3.3. The objectively remaining technical problem to be solved when starting from (E1) is therefore to create a possibility to check the degree and location of contamination of the inside surface of the duct to be cleaned and also to control the cleaning step itself.
3.4. According to claim 1 the above technical problem is solved by the application of a video camera carried by the travelling means (of the compressed air ejecting nozzle), the signals thereof being fed to an image display means to enable monitoring of the interior of the duct and by control means for controlling the said travelling means.

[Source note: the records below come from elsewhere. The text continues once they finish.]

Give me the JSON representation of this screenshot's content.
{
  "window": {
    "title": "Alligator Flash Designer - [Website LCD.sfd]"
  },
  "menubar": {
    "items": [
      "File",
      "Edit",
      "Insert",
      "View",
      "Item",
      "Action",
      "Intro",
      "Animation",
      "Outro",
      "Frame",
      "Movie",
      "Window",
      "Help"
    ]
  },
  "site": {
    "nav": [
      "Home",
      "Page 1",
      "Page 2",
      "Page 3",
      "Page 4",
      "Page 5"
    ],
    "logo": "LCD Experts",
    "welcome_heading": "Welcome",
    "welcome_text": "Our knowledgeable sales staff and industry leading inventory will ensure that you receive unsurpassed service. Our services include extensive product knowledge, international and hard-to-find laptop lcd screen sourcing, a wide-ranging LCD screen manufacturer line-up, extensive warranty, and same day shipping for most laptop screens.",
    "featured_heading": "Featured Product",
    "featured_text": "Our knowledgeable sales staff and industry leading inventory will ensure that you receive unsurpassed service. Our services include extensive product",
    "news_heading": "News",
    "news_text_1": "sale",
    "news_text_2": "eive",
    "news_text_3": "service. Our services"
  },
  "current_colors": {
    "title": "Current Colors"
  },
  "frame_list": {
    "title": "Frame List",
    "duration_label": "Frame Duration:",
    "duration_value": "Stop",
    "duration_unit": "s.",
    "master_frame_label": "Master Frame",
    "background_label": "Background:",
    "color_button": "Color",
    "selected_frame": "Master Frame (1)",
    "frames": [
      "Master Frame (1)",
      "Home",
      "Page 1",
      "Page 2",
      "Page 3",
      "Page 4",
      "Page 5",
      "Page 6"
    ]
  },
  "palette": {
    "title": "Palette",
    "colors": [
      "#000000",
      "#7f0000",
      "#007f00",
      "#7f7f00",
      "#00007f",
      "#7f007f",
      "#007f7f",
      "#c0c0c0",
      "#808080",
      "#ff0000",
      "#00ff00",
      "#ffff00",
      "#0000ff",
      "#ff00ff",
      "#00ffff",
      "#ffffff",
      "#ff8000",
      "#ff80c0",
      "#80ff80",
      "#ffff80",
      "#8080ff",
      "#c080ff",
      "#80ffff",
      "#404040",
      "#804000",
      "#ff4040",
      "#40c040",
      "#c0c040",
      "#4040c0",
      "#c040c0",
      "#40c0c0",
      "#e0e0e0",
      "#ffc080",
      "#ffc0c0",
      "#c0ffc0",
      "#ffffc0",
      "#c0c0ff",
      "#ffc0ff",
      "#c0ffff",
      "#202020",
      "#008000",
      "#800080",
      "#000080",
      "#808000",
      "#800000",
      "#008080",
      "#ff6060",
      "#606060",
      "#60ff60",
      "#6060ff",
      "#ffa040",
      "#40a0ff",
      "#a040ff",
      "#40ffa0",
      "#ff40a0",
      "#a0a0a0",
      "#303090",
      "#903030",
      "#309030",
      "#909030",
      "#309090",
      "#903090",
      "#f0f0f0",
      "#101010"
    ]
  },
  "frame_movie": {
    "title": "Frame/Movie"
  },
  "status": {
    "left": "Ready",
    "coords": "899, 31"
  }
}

3.5. Starting from (E1) and confronted with the above problem of the invention a skilled person would turn to (E2) which also relates to a cleaning apparatus/robot and which clearly addresses the problem underlying the invention namely to monitor the inside surface of a duct to be cleaned by means of a video camera, see page 1, lines 97 to 102, and page 4, lines 95 to 116, and to apply remote control means for controlling the operation of the cleaning means, see claim 1 of (E2), last feature.
3.6. Under these circumstances the board cannot see any obstacle against the combination of (E1) and (E2) even if (E1) is based on a more complicated cleaning apparatus offering possibilities which are not carried out in the subject-matter of claim 1. Claim 1 does not exclude by its wording a robot arm according to (E1). The simplification of a known robot arm by deleting degrees of freedom is felt to be within the possibilities of a person skilled in the technical field of robots/manipulators and not inventive.
3.7. Since in (E1) a 360 rotation of its nozzle is clearly set out, see column 7, lines 1/2, and granted claim 1 by its wording "to be rotatable through a predetermined angle" does not exclude rotating motions disclosed in (E1), respondent's argument with respect to twisting hoses cannot be accepted.
Whether or not control means are literally disclosed in (E2) appears to be irrelevant since a skilled person using a video camera and display means according to (E2) would necessarily make use of any appropriate control means to carry out the remote control mentioned in (E2), see its claim 1, last feature.
Even if problems existed with twisting air supply hoses a skilled person could turn to (E3) clearly pointing to rotatable nozzles in its column 1, lines 25 to 42, so that none of respondent's arguments in support of his main request can support the inventiveness of the subject-matter of granted claim 1.
3.8. Summarizing, the subject-matter of claim 1 is novel but not based on an inventive step within the meaning of Articles 56 and 100(a) EPC so that claim 1 is not valid.
4. With letter dated 27 January 2000 the respondent filed claims 1 to 14 to be considered auxiliarily.
With respect to above claims 10 to 14 the board has observed in its Communication pursuant to Article 11(2) RPBA posted on 15 November 2001, see remarks 3 and 4, that Rule 57(a) EPC permits amendments to the claims provided they are occasioned by grounds for opposition specified in Article 100 EPC and that these claims could not be seen as a reaction to grounds of opposition under Articles 100(a), 100(b) or 100(c) EPC and that the auxiliary request, if maintained - would be rejected for this reason. The respondent did not present arguments to the contrary so that the auxiliary request is rejected.
5. Since neither the main request or the auxiliary request of the respondent are allowable European patent No. 0 560 611 cannot be upheld.
For these reasons it is decided that:
1. The decision under appeal is set aside.
2. The patent is revoked.